I’m attempting to put myself in a bottle that will one day wash up on the beach for my children.
We cannot change the cards we are dealt, just how we play the game.
The particular way I’m going to die is not going to be particularly pleasant. It will probably be physically uncomfortable, and it won’t be an easy thing for my wife and kids to watch. I think it will be a real challenge to see if I can squeeze the lemons hard enough to still get lemonade the last few weeks.
If I don’t seem as depressed or morose as I should be, sorry to disappoint you.
My mother took great relish in introducing me as ‘This is my son – he’s a doctor but not the kind that helps people.’
I’m hanging in there, trying to spend as much quality time with my wife and kids as possible, and though it’s very frustrating to know I won’t beat the cancer, there’s a great satisfaction in knowing that I’m walking off the field with no regrets.
You can’t get there alone. People have to help you, and I do believe in karma. I believe in paybacks. You get people to help you by telling the truth, by being earnest.
Educators shouldn’t be afraid of cliches. You know why? Because kids don’t know most of them! They’re a new audience. And they’re inspired by cliches.
I’ve decided to tell my kids things like: ‘I love the way each of you tilted back your heads when you laughed.’ I will give them specific stuff they can grasp.
Brick walls are there for a reason.
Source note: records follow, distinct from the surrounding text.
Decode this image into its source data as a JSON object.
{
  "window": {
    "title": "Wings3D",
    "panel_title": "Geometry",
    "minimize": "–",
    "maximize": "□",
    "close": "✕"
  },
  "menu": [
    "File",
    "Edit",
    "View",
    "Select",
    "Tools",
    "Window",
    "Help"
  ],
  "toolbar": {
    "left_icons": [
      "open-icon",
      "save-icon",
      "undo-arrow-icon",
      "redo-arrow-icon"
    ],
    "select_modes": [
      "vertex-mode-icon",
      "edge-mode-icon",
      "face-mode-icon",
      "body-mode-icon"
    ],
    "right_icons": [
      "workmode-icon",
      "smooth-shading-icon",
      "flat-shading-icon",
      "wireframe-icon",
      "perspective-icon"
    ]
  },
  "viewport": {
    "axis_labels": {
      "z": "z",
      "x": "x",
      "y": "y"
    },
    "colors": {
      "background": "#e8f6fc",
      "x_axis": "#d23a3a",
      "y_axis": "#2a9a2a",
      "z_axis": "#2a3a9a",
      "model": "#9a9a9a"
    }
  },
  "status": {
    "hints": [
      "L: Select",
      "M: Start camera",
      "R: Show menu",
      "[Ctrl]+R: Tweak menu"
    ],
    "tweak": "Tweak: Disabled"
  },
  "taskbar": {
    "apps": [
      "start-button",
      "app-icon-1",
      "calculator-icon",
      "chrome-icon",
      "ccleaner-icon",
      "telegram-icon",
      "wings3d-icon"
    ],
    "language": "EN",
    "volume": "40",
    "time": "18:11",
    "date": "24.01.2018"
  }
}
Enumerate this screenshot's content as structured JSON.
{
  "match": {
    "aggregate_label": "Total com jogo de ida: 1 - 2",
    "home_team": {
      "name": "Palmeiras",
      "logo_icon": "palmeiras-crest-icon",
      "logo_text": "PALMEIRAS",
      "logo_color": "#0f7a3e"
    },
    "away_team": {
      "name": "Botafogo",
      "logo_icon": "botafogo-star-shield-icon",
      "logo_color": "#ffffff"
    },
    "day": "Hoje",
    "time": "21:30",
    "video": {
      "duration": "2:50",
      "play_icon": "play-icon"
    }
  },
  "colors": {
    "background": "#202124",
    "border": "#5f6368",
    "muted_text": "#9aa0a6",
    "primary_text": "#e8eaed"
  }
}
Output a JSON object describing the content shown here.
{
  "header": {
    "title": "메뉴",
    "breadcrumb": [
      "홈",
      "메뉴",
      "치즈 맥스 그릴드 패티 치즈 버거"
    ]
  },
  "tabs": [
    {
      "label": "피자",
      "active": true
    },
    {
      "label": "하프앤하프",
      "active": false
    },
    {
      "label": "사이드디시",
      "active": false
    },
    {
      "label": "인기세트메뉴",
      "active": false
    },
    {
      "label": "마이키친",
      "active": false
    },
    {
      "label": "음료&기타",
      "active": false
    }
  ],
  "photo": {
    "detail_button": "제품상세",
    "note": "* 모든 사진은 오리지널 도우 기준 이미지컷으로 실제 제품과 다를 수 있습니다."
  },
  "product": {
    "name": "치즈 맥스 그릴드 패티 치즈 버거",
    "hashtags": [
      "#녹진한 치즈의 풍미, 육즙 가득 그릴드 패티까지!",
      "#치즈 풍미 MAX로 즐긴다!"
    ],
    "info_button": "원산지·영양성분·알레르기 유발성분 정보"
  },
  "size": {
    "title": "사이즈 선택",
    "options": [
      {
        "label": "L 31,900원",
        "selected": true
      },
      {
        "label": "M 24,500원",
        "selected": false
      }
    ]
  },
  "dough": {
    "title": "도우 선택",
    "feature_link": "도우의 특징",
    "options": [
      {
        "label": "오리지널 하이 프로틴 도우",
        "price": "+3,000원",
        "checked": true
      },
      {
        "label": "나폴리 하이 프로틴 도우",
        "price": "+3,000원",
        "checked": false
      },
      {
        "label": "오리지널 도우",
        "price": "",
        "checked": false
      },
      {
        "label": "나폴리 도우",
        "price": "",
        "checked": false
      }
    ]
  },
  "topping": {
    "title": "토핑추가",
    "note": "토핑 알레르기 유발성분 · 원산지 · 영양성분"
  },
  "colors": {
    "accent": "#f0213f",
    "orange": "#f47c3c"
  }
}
The brick walls aren’t there to keep us out. The brick walls are there to show us how badly we want things.